They've both seen engagement they never dreamed of during COVID-19 lockdowns, but Tamworth Art Gallery and City Library are showing no signs of stopping now.
Having to think on their feet, their online innovations have brought art and culture to the masses, spanning much further than just the Tamworth boundary.
Kay Delahunt, Cultural and Community Services manager, said the library's click and collect initiative had seen borrowings soar to over 20 per cent more than pre-COVID times.
Over 5000 items were borrowed from the town's library in just two months, and across the over 15,000 items.
"I don't think we had any expectations, but it went extremely well," Ms Delahunt explained.

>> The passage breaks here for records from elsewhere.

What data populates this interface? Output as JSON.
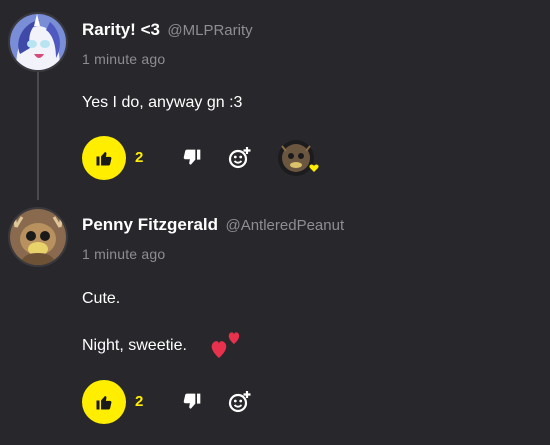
{
  "posts": [
    {
      "display_name": "Rarity! <3",
      "handle": "@MLPRarity",
      "time": "1 minute ago",
      "lines": [
        "Yes I do, anyway gn :3"
      ],
      "like_count": "2",
      "avatar_icon": "unicorn-avatar-icon",
      "reaction_icon": "heart-reaction-icon"
    },
    {
      "display_name": "Penny Fitzgerald",
      "handle": "@AntleredPeanut",
      "time": "1 minute ago",
      "lines": [
        "Cute.",
        "Night, sweetie."
      ],
      "like_count": "2",
      "avatar_icon": "deer-avatar-icon",
      "emoji_icon": "two-hearts-icon"
    }
  ],
  "colors": {
    "background": "#28272b",
    "accent": "#ffee00",
    "muted": "#8e8d93",
    "heart": "#e8314c"
  }
}
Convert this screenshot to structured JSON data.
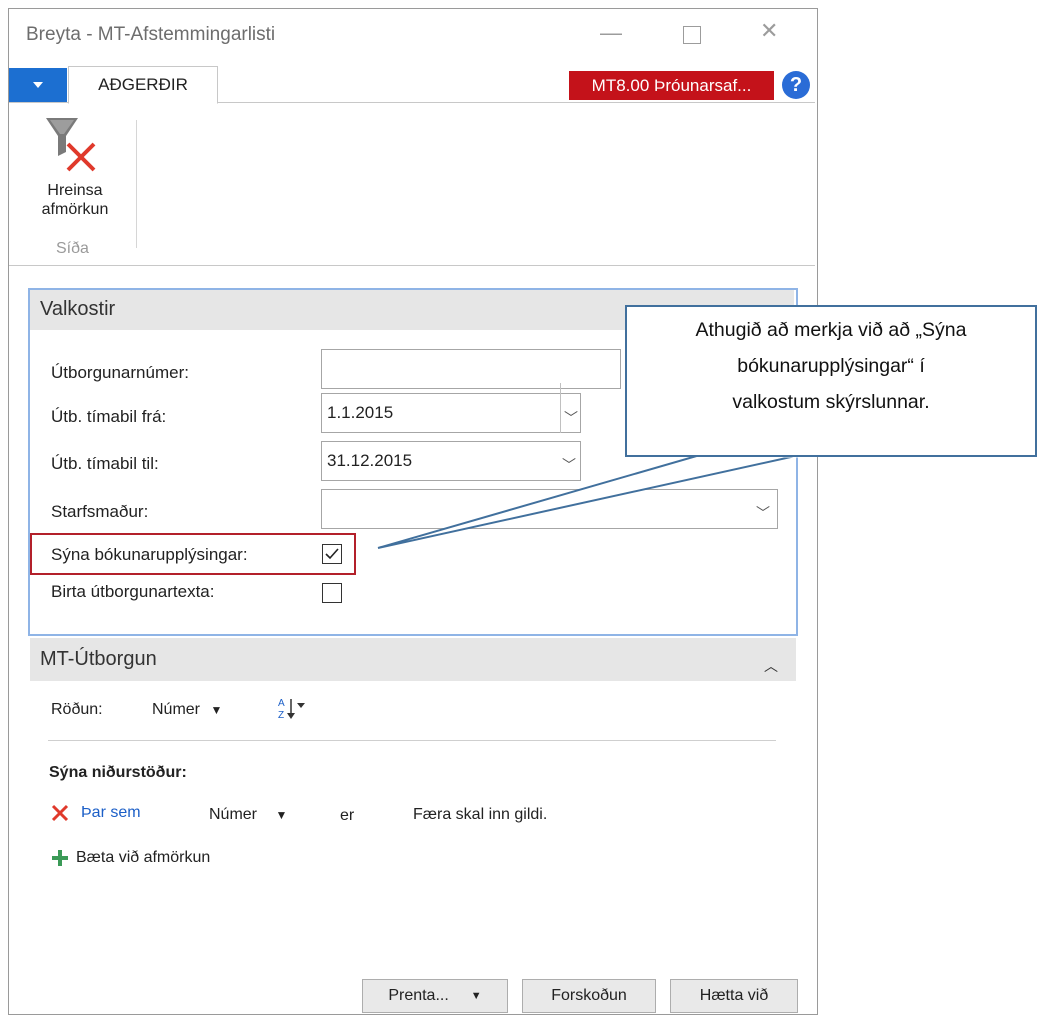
{
  "window": {
    "title": "Breyta - MT-Afstemmingarlisti"
  },
  "ribbon": {
    "tab_actions": "AÐGERÐIR",
    "environment_badge": "MT8.00 Þróunarsaf...",
    "help": "?",
    "clear_filter_line1": "Hreinsa",
    "clear_filter_line2": "afmörkun",
    "group_label": "Síða"
  },
  "options": {
    "title": "Valkostir",
    "fields": {
      "payment_number": {
        "label": "Útborgunarnúmer:",
        "value": ""
      },
      "period_from": {
        "label": "Útb. tímabil frá:",
        "value": "1.1.2015"
      },
      "period_to": {
        "label": "Útb. tímabil til:",
        "value": "31.12.2015"
      },
      "employee": {
        "label": "Starfsmaður:",
        "value": ""
      },
      "show_posting": {
        "label": "Sýna bókunarupplýsingar:",
        "checked": true
      },
      "show_text": {
        "label": "Birta útborgunartexta:",
        "checked": false
      }
    }
  },
  "payment": {
    "title": "MT-Útborgun",
    "sort_label": "Röðun:",
    "sort_value": "Númer",
    "show_results": "Sýna niðurstöður:",
    "filter": {
      "where": "Þar sem",
      "field": "Númer",
      "operator": "er",
      "value": "Færa skal inn gildi."
    },
    "add_filter": "Bæta við afmörkun"
  },
  "buttons": {
    "print": "Prenta...",
    "preview": "Forskoðun",
    "cancel": "Hætta við"
  },
  "callout": {
    "line1": "Athugið að merkja við að „Sýna",
    "line2": "bókunarupplýsingar“ í",
    "line3": "valkostum skýrslunnar."
  },
  "colors": {
    "accent": "#1c6fd1",
    "badge": "#c4121a",
    "highlight": "#b3202a",
    "callout_border": "#41709d"
  }
}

"We also found with the Central Northern Regional Library, we normally travel out to do workshops and programs, but we've found we have been able to extend our reach with the online programs.
"Moving forward we hope to have a mix of face to face and online programs."
Kelly Makepeace, the library's early childhood literacy officer, said their initiatives with online story-time as part of the Dolly Parton Imagination Library, had seen them achieve national recognition.
"[The program] featured our online programs in their monthly newsletter," she enthused.
"Around 6000 families across Australia have been accessing our online programs run here in Tamworth," she said.
Around 6000 families across Australia have been accessing our online programs run here in Tamworth.Kelly Makepeace
The Art Gallery have seen incredible online engagement, spanning out to as far as Canada. Director Bridget Guthrie said they were "really excited" over the response to their virtual exhibitions, as well as workshops.
"Through a combination of online workshops, online exhibition content, we have been able to continue to provide visual arts to our communities," she said.
Hundreds of people have accessed their workshops in the last two months.
But for initiative like the 'Plein Air' workshops and the after schools art projects are kept intimate deliberately - yet have maxed their numbers every time.
After school arts programs have also bloomed in popularity, with a welcome benefit of giving parents a worry-free break.
"It's that great combination, lots of parents needed that down-time too and support," she said.
"So with this they can set their child up with the materials at the computer knowing they are still getting an educational experience, and go and make a cup of tea," she laughed.
She thanked all the staff, especially Kate Armstrong and Emma Stilts, who "have responded to this environment in a constructive and professional way."
Head to their websites to keep on top of their programs and workshops.